  • “We will have to teach our children, from early on, that we are not here as parents to make their lives easier but to make them better. We will tell them—and show them—that nothing matters more to our family that creating a home where all of us can be known, loved, and called to grow. And then we’ll have to make hard choices—sometimes radical choices—to use technology in a very different way from the people around us. Making those choices will require wisdom and courage. But the rewards will be amazing.” (p. 68-69)
  • “We want to create more than we consume.” (p. 71)
  • “Find the room where your family spends the most time and ruthlessly eliminate the things that ask little of you and develop little in you. Move the TV to a less central location—and ideally a less comfortable one. And begin filling the space that is left over with opportunities for creativity and skill, beauty, and risk.” (p. 79)
  • “The less we rely on screens to occupy and entertain our children, the more they become capable of occupying and entertaining themselves.” (p. 133)
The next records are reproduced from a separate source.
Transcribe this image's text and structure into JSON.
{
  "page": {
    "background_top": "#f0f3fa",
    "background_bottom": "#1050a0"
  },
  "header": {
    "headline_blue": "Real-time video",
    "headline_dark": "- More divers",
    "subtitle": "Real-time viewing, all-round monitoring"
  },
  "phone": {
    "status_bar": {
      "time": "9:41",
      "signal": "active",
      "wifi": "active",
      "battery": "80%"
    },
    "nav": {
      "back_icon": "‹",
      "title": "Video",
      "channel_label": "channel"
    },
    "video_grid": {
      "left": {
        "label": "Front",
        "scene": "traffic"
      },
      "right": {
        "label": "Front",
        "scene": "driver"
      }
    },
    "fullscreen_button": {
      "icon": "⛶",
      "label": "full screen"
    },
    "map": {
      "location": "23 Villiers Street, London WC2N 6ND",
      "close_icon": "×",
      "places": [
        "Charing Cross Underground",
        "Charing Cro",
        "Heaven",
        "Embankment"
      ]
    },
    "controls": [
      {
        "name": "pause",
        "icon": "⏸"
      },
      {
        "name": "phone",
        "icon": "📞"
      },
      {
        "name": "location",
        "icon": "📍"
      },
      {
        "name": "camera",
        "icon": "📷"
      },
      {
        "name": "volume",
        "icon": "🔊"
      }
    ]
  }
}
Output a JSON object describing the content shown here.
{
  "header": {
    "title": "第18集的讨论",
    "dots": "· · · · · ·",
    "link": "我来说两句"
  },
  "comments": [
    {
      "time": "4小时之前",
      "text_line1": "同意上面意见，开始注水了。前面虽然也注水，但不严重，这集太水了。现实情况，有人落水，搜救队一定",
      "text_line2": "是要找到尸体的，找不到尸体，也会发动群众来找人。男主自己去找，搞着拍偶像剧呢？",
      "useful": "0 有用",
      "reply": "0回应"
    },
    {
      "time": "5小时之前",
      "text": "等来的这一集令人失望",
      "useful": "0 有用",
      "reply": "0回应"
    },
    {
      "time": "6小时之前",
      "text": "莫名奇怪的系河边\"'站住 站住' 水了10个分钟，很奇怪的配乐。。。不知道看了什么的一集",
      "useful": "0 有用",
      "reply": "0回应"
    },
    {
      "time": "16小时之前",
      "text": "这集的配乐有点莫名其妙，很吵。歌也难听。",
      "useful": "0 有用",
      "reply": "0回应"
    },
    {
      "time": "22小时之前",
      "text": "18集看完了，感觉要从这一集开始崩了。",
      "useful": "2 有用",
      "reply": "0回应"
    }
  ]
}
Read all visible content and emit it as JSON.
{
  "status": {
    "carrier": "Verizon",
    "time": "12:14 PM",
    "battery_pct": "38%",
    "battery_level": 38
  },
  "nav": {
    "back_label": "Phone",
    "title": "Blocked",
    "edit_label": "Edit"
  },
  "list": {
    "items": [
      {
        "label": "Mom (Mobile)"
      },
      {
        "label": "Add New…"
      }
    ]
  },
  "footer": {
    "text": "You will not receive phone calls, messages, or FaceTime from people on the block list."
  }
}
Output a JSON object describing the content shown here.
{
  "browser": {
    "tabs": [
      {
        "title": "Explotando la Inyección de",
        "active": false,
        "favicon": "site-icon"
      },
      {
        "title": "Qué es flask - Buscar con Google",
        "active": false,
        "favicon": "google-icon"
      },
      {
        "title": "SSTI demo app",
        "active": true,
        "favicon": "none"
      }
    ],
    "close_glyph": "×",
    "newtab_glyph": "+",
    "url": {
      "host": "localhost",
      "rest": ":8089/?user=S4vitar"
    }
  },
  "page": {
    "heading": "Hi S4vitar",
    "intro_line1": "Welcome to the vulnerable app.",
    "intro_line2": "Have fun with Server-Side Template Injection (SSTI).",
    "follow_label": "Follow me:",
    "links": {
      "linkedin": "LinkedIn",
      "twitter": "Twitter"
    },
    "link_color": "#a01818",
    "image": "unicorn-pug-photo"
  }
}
  • “…The best defense against porn, for every member of our family, is a full life—the kind of life that technology cannot provide on its own. This is why the most important things we will do to prevent porn from taking over our own lives and our children’s lives have nothing to do with sex. A home where wisdom and courage come first; where our central spaces are full of satisfying, demanding opportunities for creativity; where we have regular breaks from technology and opportunities for deep rest and refreshment (where devices “sleep” somewhere other than our bedrooms and where both adults and children experience the satisfaction of learning in the thick, embodied ways rather than thin, technological ways); where we’ve learned to manage boredom and where even our car trips are occasions for deep and meaningful conversation—this kind of home that can equip all of us with an immune system strong enough to resist pornography’s foolishness.” (p. 172-173)
  • “The truth is that if we build our family’s technological life around trying to keep porn out, we will fail..The path to health is not encasing our children in some kind of germ-free sterile environment that they will inevitably try to flee; rather, it is having healthy immune systems that equip us to resist and reject things that do not lead to health.” (p. 173-174)

*As an Amazon Associate I earn from qualifying purchases.